■ TASK DETAILS: Using the records below, report how many lines include "title", and give no more than the number.

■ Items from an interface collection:
--- --- ---
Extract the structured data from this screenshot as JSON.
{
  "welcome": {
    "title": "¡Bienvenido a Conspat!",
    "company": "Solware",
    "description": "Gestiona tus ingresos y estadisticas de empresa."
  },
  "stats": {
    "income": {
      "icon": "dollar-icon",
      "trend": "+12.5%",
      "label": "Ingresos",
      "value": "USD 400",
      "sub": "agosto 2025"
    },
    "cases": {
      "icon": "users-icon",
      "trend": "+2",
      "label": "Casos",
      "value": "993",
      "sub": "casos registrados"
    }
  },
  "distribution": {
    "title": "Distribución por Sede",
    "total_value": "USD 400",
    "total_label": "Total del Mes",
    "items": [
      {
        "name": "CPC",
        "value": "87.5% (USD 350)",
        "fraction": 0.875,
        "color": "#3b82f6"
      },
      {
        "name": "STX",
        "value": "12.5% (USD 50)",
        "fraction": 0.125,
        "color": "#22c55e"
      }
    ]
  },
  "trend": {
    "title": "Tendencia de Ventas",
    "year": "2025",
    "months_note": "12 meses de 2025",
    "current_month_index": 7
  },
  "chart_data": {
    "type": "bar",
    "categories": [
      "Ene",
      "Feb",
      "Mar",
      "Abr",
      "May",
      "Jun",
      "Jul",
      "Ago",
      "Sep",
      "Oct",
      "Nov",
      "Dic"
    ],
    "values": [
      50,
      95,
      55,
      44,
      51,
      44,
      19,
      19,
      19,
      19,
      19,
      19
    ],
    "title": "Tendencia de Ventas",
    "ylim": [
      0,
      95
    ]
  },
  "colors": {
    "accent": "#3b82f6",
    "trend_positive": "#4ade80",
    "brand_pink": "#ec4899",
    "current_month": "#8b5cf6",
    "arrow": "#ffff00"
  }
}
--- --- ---
■ RESULT: 4